Recycled shower water eyed for ice rinks
Manitoba hockey players, figure skaters and curlers could soon be among the first in Canada to play on ice made from recycled shower water.
The province is looking at a pilot project that would see one of Manitoba's largest arenas convert its shampoo and sweat-laced wastewater into ice skating rinks.
'I think it's terrific.'—Christine Melnick, Water Stewardship Minister
If the project is successful, the province would like to expand the concept to include all Manitoba ice skating — and even curling —rinks. "I think it's terrific," said Water Stewardship Minister Christine Melnick "If we can do this shower-water-to-rinks, there are curling rinks all over the province."
While some curlers are skeptical about playing on ice made from shower water, the concept is being hailed by environmentalists as a way to make Canada's iconic games more energy efficient. John Bennett, executive director of the Sierra Club of Canada, said recycling grey water to make ice rinks cuts greenhouse gas emissions and saves municipal taxpayers money.
Jacques Levesque, general manager of Winnipeg's Dakota Community Centre where the pilot project is taking place, said the centre's showers use about 450 litres of water every hour.

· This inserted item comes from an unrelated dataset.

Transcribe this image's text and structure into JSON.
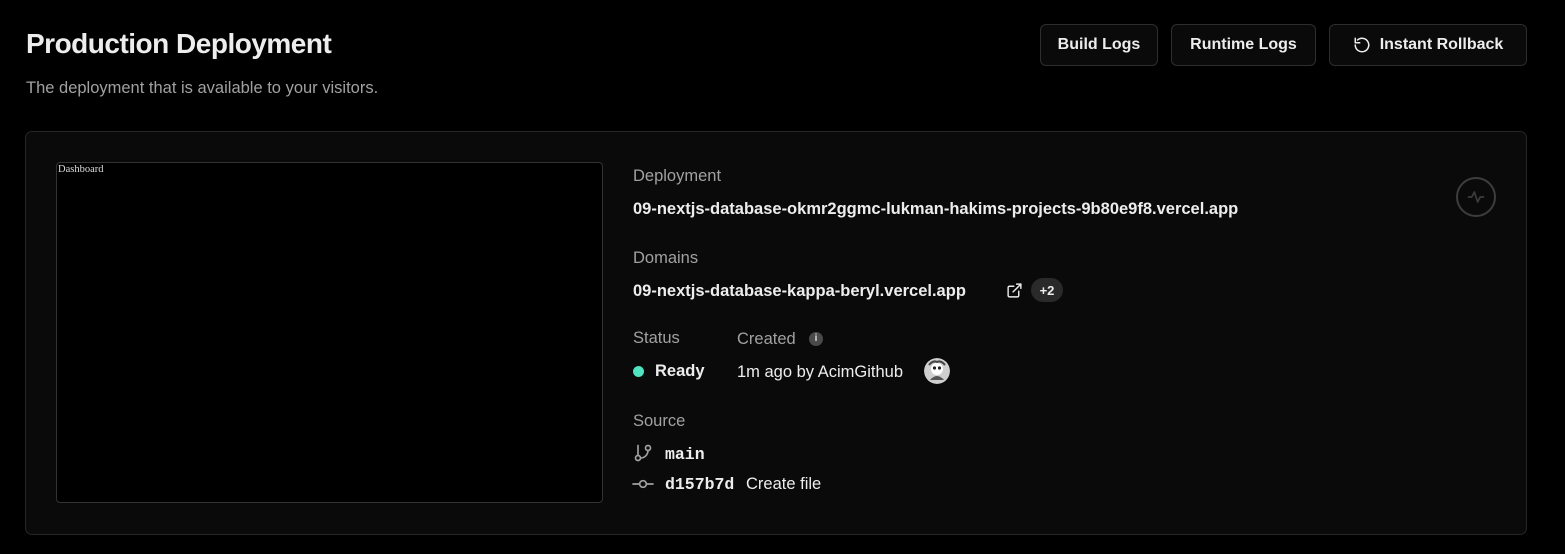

'There is a lot of junk in that stuff.'—Jacques Levesque, Dakota Community centre
With two indoor ice rinks and three outdoor winter rinks, Levesque said the centre spends up to $35,000 on water every year. "It's sad to see so much water just being poured out to waste," he said. "The water that is being thrown out is unbelievable ... It would be great to be able to recycle that water. Hopefully it will set a precedent for a lot of other hockey rinks."

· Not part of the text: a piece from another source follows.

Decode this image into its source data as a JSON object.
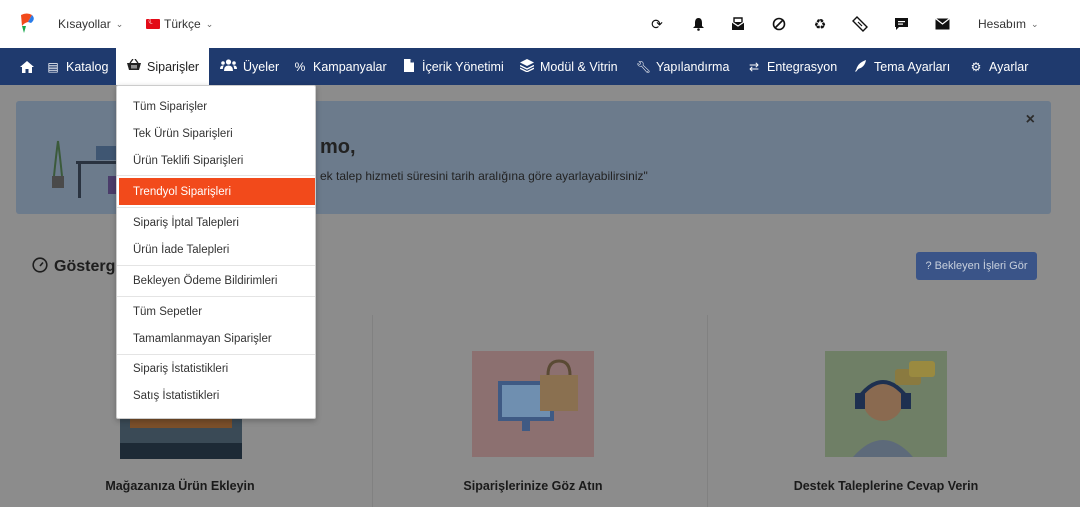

For those worried about the quality of the ice, Levesque said he expects the water will be kept in a reservoir and filtered somewhat before being used to make the rinks. He said it can't be any worse than using melted snow-water, which is common practice at some arenas. "There is a lot of junk in that stuff," he said.

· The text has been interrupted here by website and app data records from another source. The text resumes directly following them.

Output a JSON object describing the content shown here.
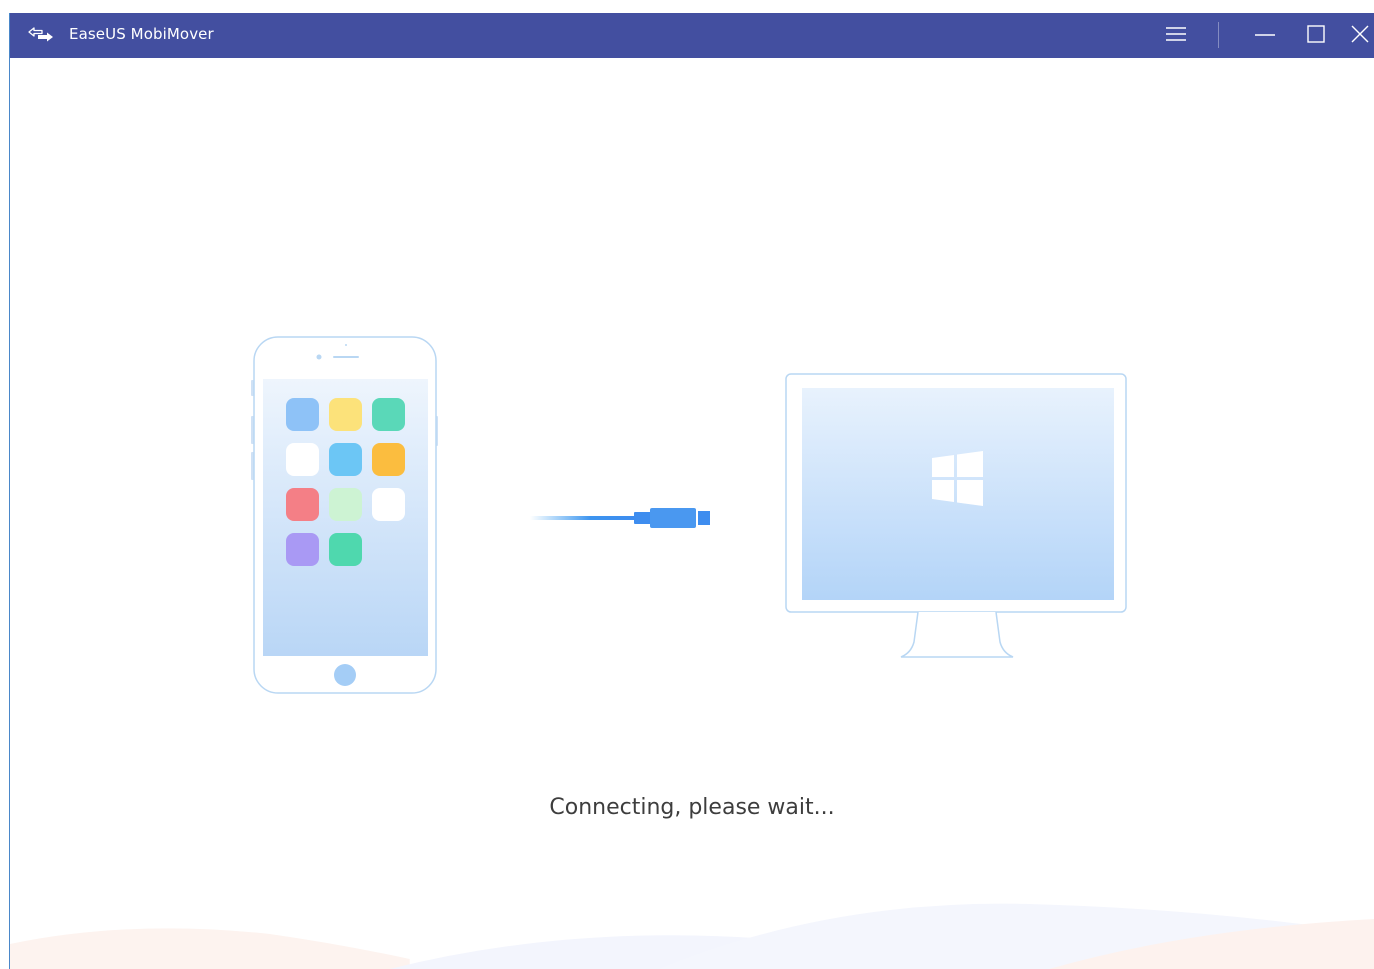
{
  "titlebar": {
    "app_title": "EaseUS MobiMover",
    "logo_icon": "transfer-arrows-icon",
    "menu_icon": "hamburger-menu-icon",
    "minimize_icon": "minimize-icon",
    "maximize_icon": "maximize-icon",
    "close_icon": "close-icon",
    "background_color": "#434fa0"
  },
  "illustration": {
    "phone_icon": "smartphone-icon",
    "cable_icon": "usb-cable-icon",
    "monitor_icon": "windows-monitor-icon",
    "app_tile_colors": [
      "#8ec2f7",
      "#fce27a",
      "#5ad8b8",
      "#ffffff",
      "#6cc6f5",
      "#fbbd3f",
      "#f47f86",
      "#cdf3d3",
      "#ffffff",
      "#a999f4",
      "#4fd8ae"
    ]
  },
  "status": {
    "message": "Connecting, please wait..."
  }
}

Curlers however appear a little more reticent about playing on recycled shower water. Ray Turnbull, curling champion and retired commentator for TSN, said curling ice is currently made from de-ionized water which ensures no chemicals end up in the ice.
Ice is everything
Otherwise, chemicals rise to the surface and can create "pebbles" in the ice, he said. "I don't think you'd have a chance with curling," Turnbull said. "Skating ice is 1,000 per cent different than curling ice. The ice is everything."